• **WHAT TO PRODUCE**
Each line in the listing below that includes "text" should be counted; give the total and nothing more.

┌──

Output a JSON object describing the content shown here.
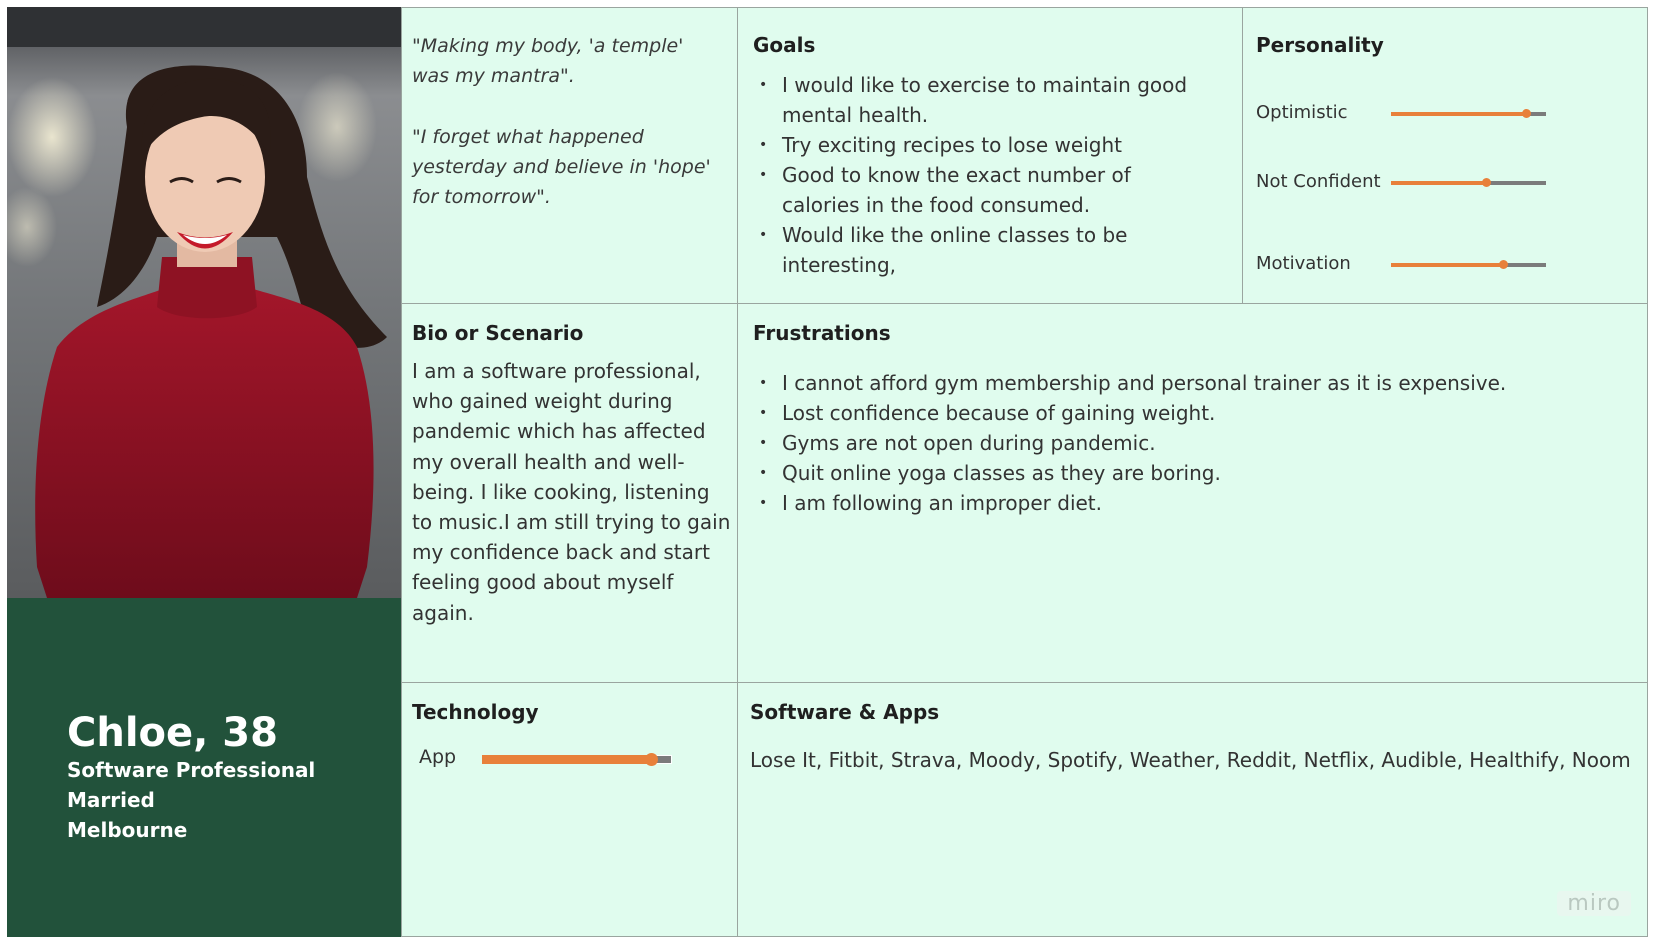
{
  "persona": {
    "name": "Chloe, 38",
    "occupation": "Software Professional",
    "status": "Married",
    "location": "Melbourne"
  },
  "quotes": {
    "line1": "\"Making my body, 'a temple'",
    "line2": "was my mantra\".",
    "line3": "\"I forget what happened",
    "line4": "yesterday and believe in 'hope'",
    "line5": "for tomorrow\"."
  },
  "goals": {
    "title": "Goals",
    "items": [
      "I would like to exercise to maintain good mental health.",
      "Try exciting recipes to lose weight",
      "Good to know the exact number of calories in the food consumed.",
      "Would like the online classes to be interesting,"
    ]
  },
  "personality": {
    "title": "Personality",
    "traits": [
      {
        "label": "Optimistic",
        "value": 0.87
      },
      {
        "label": "Not Confident",
        "value": 0.61
      },
      {
        "label": "Motivation",
        "value": 0.72
      }
    ]
  },
  "bio": {
    "title": "Bio or Scenario",
    "text": "I am a software professional, who gained weight during pandemic which has affected my overall health and well-being. I like cooking, listening to music.I am still trying to gain my confidence back and start feeling good about myself again."
  },
  "frustrations": {
    "title": "Frustrations",
    "items": [
      "I cannot afford gym membership and personal trainer as it is expensive.",
      "Lost confidence because of gaining weight.",
      "Gyms are not open during pandemic.",
      "Quit online yoga classes as they are boring.",
      "I am following an improper diet."
    ]
  },
  "technology": {
    "title": "Technology",
    "items": [
      {
        "label": "App",
        "value": 0.89
      }
    ]
  },
  "software": {
    "title": "Software & Apps",
    "text": "Lose It, Fitbit, Strava, Moody, Spotify, Weather, Reddit, Netflix, Audible, Healthify, Noom"
  },
  "watermark": "miro",
  "colors": {
    "card_bg": "#e0fcee",
    "identity_bg": "#22523b",
    "slider_fill": "#e8803a",
    "slider_track": "#7b7b7b"
  }
}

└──

• **COMPLETED EXERCISE**
2